This may sound a lot like homework, but labbing can and should be fun. If it isn’t, then it’s time for some introspection: can you still have fun as a Daredevil or do you truly need to reach a higher plateau? Remember, there’s nothing bad or wrong about remaining a casual player! Think about it: how many people play pickup basketball, and how many play in the NBA? How many artists show their work for fun on Twitter, and how many show their work in museums? We couldn’t have a Fighting Game Community without players and fans of all levels. Plus, you don’t have to be a top player in order to be a beloved and vital part of the FGC. Our community is full of heroes, from tournament organizers and bracket runners to commentators, streamers, content creators, and more.
But if you do want to continue down the path of a serious competitor, there’s one more level that we’ll cover.
Level 5: The Warrior
If competition flows in your life’s blood, you’ll have the most fun when you’re challenged. Yet as you improve as a player, you may find that your friends are lagging behind. There’s no need to worry, though. The FGC has the perfect solution: the local.
The local tournament is one of the FGC’s finest traditions. There are hundreds and hundreds of locals across the globe, and they feature everything from brand-new titles to old-school classics. You may already know where your local arcade is. If so, great – get going! If not, take a look at our Event database. You may have to make some minor sacrifices in order to get out to your local, but the experience will be worth it. A local is every FGC competitor’s home away from home. A good one will be a source of fun and fulfillment for life.

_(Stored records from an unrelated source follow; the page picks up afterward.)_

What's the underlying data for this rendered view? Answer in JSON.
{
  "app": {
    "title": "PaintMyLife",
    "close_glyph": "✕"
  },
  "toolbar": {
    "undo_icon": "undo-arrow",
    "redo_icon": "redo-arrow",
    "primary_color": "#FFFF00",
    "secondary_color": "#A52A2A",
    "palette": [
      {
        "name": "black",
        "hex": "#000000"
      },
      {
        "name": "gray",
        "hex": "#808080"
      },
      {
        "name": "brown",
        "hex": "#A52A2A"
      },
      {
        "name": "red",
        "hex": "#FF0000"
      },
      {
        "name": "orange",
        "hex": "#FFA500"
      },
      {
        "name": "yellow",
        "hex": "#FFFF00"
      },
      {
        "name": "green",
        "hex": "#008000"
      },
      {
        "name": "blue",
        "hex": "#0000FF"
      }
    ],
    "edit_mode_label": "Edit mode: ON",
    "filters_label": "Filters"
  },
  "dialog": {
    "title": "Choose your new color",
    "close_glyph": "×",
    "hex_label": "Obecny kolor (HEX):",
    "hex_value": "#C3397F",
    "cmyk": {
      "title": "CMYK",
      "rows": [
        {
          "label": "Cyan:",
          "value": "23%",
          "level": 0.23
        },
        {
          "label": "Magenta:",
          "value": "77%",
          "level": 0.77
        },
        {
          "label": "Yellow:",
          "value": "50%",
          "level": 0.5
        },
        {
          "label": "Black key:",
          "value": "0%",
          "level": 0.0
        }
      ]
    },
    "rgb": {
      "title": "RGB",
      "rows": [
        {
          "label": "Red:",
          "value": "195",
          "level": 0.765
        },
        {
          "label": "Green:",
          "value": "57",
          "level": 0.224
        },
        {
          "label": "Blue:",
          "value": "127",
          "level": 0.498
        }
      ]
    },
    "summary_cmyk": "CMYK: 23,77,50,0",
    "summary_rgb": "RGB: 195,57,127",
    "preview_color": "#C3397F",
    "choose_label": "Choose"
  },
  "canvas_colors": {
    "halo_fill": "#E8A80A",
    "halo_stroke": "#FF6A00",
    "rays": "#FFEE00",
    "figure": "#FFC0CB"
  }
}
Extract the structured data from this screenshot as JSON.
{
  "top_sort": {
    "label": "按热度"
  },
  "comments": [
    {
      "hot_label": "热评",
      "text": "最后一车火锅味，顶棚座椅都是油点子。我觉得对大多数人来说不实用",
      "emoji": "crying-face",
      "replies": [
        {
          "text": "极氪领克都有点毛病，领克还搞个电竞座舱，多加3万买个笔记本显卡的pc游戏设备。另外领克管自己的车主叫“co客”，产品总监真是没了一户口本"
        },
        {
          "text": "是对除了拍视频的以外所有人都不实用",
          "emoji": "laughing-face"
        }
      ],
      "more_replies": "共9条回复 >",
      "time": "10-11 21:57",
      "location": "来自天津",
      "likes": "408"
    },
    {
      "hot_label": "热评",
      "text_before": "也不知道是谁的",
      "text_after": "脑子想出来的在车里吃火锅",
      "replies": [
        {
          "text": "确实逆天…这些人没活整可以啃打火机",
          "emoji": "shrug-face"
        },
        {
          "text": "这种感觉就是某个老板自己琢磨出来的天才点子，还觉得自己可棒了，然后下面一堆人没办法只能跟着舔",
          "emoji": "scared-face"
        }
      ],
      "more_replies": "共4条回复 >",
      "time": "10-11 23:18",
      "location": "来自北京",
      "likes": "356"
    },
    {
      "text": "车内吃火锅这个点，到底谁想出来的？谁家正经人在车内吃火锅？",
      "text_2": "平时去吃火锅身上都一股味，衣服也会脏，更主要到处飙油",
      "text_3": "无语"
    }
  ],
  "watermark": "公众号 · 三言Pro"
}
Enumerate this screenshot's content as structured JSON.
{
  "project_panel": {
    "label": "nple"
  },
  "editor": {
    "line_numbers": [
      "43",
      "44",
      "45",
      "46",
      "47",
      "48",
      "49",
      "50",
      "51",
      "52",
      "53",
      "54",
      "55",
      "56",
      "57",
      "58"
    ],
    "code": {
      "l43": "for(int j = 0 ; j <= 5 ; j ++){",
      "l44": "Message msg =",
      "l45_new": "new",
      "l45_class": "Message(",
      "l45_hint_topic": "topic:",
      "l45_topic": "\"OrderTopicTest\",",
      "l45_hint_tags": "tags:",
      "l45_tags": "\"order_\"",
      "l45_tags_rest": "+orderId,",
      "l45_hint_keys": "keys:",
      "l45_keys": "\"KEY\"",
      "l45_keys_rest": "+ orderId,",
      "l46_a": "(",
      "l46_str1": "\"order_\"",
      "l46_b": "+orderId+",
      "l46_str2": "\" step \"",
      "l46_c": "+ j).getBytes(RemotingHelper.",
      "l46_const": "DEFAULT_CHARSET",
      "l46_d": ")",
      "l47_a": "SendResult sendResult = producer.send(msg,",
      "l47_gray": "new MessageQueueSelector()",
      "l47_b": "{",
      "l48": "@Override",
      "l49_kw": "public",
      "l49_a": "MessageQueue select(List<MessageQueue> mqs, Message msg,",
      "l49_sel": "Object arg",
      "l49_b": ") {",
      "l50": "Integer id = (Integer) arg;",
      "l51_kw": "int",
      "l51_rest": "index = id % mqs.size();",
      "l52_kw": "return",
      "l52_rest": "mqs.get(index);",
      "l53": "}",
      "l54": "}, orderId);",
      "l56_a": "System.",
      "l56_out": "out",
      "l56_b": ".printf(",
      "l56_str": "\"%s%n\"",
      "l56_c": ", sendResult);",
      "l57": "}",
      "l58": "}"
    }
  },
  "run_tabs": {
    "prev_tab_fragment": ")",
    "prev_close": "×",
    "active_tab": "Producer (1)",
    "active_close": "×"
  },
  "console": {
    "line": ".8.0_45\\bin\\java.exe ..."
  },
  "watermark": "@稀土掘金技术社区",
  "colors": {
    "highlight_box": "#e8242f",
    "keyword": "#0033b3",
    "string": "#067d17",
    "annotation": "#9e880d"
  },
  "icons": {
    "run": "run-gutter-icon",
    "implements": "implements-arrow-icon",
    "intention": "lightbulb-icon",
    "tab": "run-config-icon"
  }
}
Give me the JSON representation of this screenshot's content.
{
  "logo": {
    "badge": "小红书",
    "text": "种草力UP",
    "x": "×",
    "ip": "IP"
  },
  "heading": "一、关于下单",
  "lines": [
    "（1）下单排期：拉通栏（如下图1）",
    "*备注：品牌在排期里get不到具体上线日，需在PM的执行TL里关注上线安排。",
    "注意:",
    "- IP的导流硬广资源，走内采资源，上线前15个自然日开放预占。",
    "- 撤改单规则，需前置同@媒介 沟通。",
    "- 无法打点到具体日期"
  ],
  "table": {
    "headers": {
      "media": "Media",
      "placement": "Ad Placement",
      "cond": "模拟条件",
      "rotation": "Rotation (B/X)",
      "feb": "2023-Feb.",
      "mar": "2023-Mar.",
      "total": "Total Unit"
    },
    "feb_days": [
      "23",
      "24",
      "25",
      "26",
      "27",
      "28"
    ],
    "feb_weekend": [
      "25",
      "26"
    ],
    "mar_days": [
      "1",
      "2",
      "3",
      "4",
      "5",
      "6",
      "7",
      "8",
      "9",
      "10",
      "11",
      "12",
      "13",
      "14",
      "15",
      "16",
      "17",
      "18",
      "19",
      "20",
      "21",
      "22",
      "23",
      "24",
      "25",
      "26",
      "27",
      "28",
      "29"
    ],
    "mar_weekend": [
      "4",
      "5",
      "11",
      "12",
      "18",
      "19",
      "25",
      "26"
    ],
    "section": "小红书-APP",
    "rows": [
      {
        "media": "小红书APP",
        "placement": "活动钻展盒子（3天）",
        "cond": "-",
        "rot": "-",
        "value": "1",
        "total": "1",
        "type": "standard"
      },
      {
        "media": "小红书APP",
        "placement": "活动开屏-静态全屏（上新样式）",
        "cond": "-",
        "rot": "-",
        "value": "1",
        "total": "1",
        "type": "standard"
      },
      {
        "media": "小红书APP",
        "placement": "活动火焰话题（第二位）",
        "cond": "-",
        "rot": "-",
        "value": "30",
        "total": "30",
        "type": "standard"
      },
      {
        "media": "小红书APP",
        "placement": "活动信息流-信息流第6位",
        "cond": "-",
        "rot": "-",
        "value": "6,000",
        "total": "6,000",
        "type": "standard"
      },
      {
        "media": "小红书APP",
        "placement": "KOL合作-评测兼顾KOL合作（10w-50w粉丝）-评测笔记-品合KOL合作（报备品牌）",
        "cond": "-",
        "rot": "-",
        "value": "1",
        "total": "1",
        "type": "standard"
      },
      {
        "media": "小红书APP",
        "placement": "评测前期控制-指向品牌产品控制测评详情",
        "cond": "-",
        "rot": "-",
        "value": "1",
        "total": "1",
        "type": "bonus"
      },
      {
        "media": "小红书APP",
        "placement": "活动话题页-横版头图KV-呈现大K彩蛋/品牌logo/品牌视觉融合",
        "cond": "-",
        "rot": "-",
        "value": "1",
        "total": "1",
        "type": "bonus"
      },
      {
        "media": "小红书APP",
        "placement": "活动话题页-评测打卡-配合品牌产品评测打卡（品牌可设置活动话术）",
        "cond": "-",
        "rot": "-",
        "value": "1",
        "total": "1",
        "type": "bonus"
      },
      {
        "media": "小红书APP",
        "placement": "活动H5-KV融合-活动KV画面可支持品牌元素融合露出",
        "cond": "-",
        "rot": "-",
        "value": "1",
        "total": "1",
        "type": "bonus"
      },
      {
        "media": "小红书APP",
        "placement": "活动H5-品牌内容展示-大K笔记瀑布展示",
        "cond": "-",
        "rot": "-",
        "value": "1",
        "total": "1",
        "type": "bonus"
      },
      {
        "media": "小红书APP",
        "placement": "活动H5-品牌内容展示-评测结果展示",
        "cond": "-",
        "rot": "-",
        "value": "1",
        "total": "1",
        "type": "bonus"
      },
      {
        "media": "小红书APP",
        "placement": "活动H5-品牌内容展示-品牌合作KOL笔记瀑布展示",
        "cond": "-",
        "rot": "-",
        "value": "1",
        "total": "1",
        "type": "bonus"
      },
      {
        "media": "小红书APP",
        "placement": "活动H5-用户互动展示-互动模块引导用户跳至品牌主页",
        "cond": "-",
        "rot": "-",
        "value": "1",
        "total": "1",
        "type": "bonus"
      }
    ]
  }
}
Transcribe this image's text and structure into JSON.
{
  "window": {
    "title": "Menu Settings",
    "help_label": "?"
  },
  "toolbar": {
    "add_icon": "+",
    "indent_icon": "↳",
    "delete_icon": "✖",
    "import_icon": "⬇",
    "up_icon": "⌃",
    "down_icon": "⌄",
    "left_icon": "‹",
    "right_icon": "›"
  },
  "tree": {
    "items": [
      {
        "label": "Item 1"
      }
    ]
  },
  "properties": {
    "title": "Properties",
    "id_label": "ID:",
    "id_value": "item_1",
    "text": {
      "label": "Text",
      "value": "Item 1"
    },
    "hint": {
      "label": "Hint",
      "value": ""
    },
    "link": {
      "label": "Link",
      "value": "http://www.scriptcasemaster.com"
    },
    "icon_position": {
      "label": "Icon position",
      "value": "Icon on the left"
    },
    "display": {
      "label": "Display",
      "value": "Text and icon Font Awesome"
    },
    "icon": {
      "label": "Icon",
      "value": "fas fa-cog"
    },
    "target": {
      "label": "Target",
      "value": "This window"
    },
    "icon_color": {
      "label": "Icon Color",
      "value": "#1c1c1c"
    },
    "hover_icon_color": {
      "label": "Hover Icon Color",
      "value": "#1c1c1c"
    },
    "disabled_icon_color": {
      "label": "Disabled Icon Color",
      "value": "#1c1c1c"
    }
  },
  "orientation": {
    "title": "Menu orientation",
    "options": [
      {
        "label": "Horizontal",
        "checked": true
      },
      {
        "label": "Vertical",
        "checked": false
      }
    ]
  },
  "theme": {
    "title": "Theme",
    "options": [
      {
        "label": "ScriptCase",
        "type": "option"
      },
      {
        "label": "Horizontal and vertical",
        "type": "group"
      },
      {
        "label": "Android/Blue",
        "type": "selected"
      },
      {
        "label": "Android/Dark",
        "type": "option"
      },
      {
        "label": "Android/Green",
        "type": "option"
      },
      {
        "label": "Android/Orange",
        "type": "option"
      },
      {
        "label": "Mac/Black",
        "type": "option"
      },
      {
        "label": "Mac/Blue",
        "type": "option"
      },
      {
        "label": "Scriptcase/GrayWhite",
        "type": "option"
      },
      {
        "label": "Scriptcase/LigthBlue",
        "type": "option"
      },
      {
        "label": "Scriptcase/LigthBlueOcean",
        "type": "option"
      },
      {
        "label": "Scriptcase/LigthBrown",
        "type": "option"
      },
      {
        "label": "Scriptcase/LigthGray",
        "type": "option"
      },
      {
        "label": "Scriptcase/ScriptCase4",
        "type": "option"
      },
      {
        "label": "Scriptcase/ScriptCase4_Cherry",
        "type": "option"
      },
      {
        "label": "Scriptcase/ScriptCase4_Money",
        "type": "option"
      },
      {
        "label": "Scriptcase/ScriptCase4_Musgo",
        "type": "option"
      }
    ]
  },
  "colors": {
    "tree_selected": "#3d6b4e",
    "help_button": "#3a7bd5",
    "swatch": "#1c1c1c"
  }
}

You may find that your local is a little overwhelming at first. You’ll be entering an established social scene, your routines may be disrupted, and you’ll almost certainly run into players who are much stronger than you are. To help cut through all the noise, set small, realistic goals for yourself. Whatever your record is the first time you go, aim to win one or two more sets the next time – and then one or two more sets, and so on. Or, if you realize that players are taking advantage of a weakness of yours, work on improving that area of your game until the other players have to approach you in a different way.
You can also target specific individuals. By focusing on beating one person at a time, it’ll be easier to decide which skills to practice. Better yet, if you make things personal, you may be able to find a rival who you can race to the top. Just be sure to keep the rivalry healthy and respectful.
Be True To You
No matter which level you settle into, embrace it! This year alone, we’ve seen two champions rise from humble origins, so we have ample proof that there are many “right” ways to be part of the FGC. Ultimately, this is all a matter of taste and enjoyment, and the only person you have to please is yourself. If you treat fighting games like other games, you may find that the hardships overwhelm any positive experiences that you have. But by approaching the genre patiently and remaining true to yourself, you’ll open up a whole world of new joys and achievements.
Eli Horowitz (@BODIEDnovel) is a scholar in real life, but his hands aren’t smart enough to be a Scholar in fighting games. He writes novels; his first one is set in the FGC.